ASSIGNMENT: Every record below should be repeated exactly, with the pictures left out.

Segment Open

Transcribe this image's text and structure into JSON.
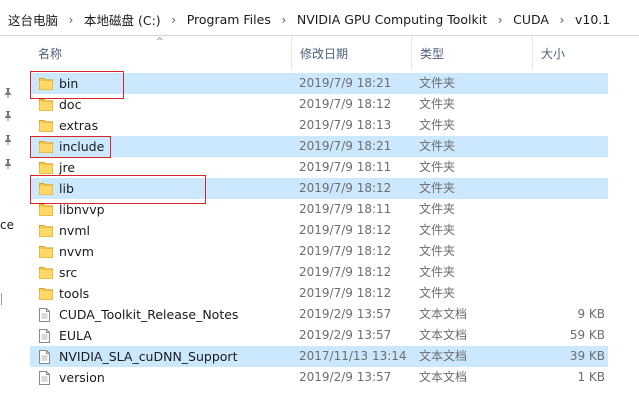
{
  "breadcrumb": {
    "items": [
      "这台电脑",
      "本地磁盘 (C:)",
      "Program Files",
      "NVIDIA GPU Computing Toolkit",
      "CUDA",
      "v10.1"
    ],
    "separator": "›"
  },
  "left_nav": {
    "partial_text": "ce"
  },
  "columns": {
    "name": "名称",
    "date": "修改日期",
    "type": "类型",
    "size": "大小"
  },
  "files": [
    {
      "name": "bin",
      "date": "2019/7/9 18:21",
      "type": "文件夹",
      "size": "",
      "icon": "folder-icon",
      "selected": true,
      "highlighted": true
    },
    {
      "name": "doc",
      "date": "2019/7/9 18:12",
      "type": "文件夹",
      "size": "",
      "icon": "folder-icon",
      "selected": false,
      "highlighted": false
    },
    {
      "name": "extras",
      "date": "2019/7/9 18:13",
      "type": "文件夹",
      "size": "",
      "icon": "folder-icon",
      "selected": false,
      "highlighted": false
    },
    {
      "name": "include",
      "date": "2019/7/9 18:21",
      "type": "文件夹",
      "size": "",
      "icon": "folder-icon",
      "selected": true,
      "highlighted": true
    },
    {
      "name": "jre",
      "date": "2019/7/9 18:11",
      "type": "文件夹",
      "size": "",
      "icon": "folder-icon",
      "selected": false,
      "highlighted": false
    },
    {
      "name": "lib",
      "date": "2019/7/9 18:12",
      "type": "文件夹",
      "size": "",
      "icon": "folder-icon",
      "selected": true,
      "highlighted": true
    },
    {
      "name": "libnvvp",
      "date": "2019/7/9 18:11",
      "type": "文件夹",
      "size": "",
      "icon": "folder-icon",
      "selected": false,
      "highlighted": false
    },
    {
      "name": "nvml",
      "date": "2019/7/9 18:12",
      "type": "文件夹",
      "size": "",
      "icon": "folder-icon",
      "selected": false,
      "highlighted": false
    },
    {
      "name": "nvvm",
      "date": "2019/7/9 18:12",
      "type": "文件夹",
      "size": "",
      "icon": "folder-icon",
      "selected": false,
      "highlighted": false
    },
    {
      "name": "src",
      "date": "2019/7/9 18:12",
      "type": "文件夹",
      "size": "",
      "icon": "folder-icon",
      "selected": false,
      "highlighted": false
    },
    {
      "name": "tools",
      "date": "2019/7/9 18:12",
      "type": "文件夹",
      "size": "",
      "icon": "folder-icon",
      "selected": false,
      "highlighted": false
    },
    {
      "name": "CUDA_Toolkit_Release_Notes",
      "date": "2019/2/9 13:57",
      "type": "文本文档",
      "size": "9 KB",
      "icon": "text-file-icon",
      "selected": false,
      "highlighted": false
    },
    {
      "name": "EULA",
      "date": "2019/2/9 13:57",
      "type": "文本文档",
      "size": "59 KB",
      "icon": "text-file-icon",
      "selected": false,
      "highlighted": false
    },
    {
      "name": "NVIDIA_SLA_cuDNN_Support",
      "date": "2017/11/13 13:14",
      "type": "文本文档",
      "size": "39 KB",
      "icon": "text-file-icon",
      "selected": true,
      "highlighted": false
    },
    {
      "name": "version",
      "date": "2019/2/9 13:57",
      "type": "文本文档",
      "size": "1 KB",
      "icon": "text-file-icon",
      "selected": false,
      "highlighted": false
    }
  ],
  "colors": {
    "selection": "#cce8ff",
    "highlight_box": "#d9262b",
    "folder": "#f5c84c",
    "header_text": "#4c607a",
    "secondary_text": "#6d6d6d"
  }
}
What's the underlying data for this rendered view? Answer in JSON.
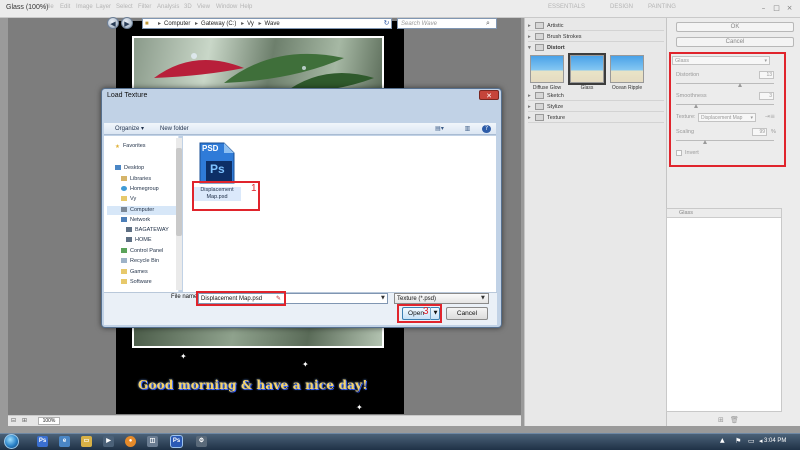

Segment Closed

RESPONSE BELOW:
Transcribe this image's text and structure into JSON.
{
  "breadcrumb": {
    "items": [
      "这台电脑",
      "本地磁盘 (C:)",
      "Program Files",
      "NVIDIA GPU Computing Toolkit",
      "CUDA",
      "v10.1"
    ],
    "separator": "›"
  },
  "left_nav": {
    "partial_text": "ce"
  },
  "columns": {
    "name": "名称",
    "date": "修改日期",
    "type": "类型",
    "size": "大小"
  },
  "files": [
    {
      "name": "bin",
      "date": "2019/7/9 18:21",
      "type": "文件夹",
      "size": "",
      "icon": "folder-icon",
      "selected": true,
      "highlighted": true
    },
    {
      "name": "doc",
      "date": "2019/7/9 18:12",
      "type": "文件夹",
      "size": "",
      "icon": "folder-icon",
      "selected": false,
      "highlighted": false
    },
    {
      "name": "extras",
      "date": "2019/7/9 18:13",
      "type": "文件夹",
      "size": "",
      "icon": "folder-icon",
      "selected": false,
      "highlighted": false
    },
    {
      "name": "include",
      "date": "2019/7/9 18:21",
      "type": "文件夹",
      "size": "",
      "icon": "folder-icon",
      "selected": true,
      "highlighted": true
    },
    {
      "name": "jre",
      "date": "2019/7/9 18:11",
      "type": "文件夹",
      "size": "",
      "icon": "folder-icon",
      "selected": false,
      "highlighted": false
    },
    {
      "name": "lib",
      "date": "2019/7/9 18:12",
      "type": "文件夹",
      "size": "",
      "icon": "folder-icon",
      "selected": true,
      "highlighted": true
    },
    {
      "name": "libnvvp",
      "date": "2019/7/9 18:11",
      "type": "文件夹",
      "size": "",
      "icon": "folder-icon",
      "selected": false,
      "highlighted": false
    },
    {
      "name": "nvml",
      "date": "2019/7/9 18:12",
      "type": "文件夹",
      "size": "",
      "icon": "folder-icon",
      "selected": false,
      "highlighted": false
    },
    {
      "name": "nvvm",
      "date": "2019/7/9 18:12",
      "type": "文件夹",
      "size": "",
      "icon": "folder-icon",
      "selected": false,
      "highlighted": false
    },
    {
      "name": "src",
      "date": "2019/7/9 18:12",
      "type": "文件夹",
      "size": "",
      "icon": "folder-icon",
      "selected": false,
      "highlighted": false
    },
    {
      "name": "tools",
      "date": "2019/7/9 18:12",
      "type": "文件夹",
      "size": "",
      "icon": "folder-icon",
      "selected": false,
      "highlighted": false
    },
    {
      "name": "CUDA_Toolkit_Release_Notes",
      "date": "2019/2/9 13:57",
      "type": "文本文档",
      "size": "9 KB",
      "icon": "text-file-icon",
      "selected": false,
      "highlighted": false
    },
    {
      "name": "EULA",
      "date": "2019/2/9 13:57",
      "type": "文本文档",
      "size": "59 KB",
      "icon": "text-file-icon",
      "selected": false,
      "highlighted": false
    },
    {
      "name": "NVIDIA_SLA_cuDNN_Support",
      "date": "2017/11/13 13:14",
      "type": "文本文档",
      "size": "39 KB",
      "icon": "text-file-icon",
      "selected": true,
      "highlighted": false
    },
    {
      "name": "version",
      "date": "2019/2/9 13:57",
      "type": "文本文档",
      "size": "1 KB",
      "icon": "text-file-icon",
      "selected": false,
      "highlighted": false
    }
  ],
  "colors": {
    "selection": "#cce8ff",
    "highlight_box": "#d9262b",
    "folder": "#f5c84c",
    "header_text": "#4c607a",
    "secondary_text": "#6d6d6d"
  }
}
What's the underlying data for this rendered view? Answer in JSON.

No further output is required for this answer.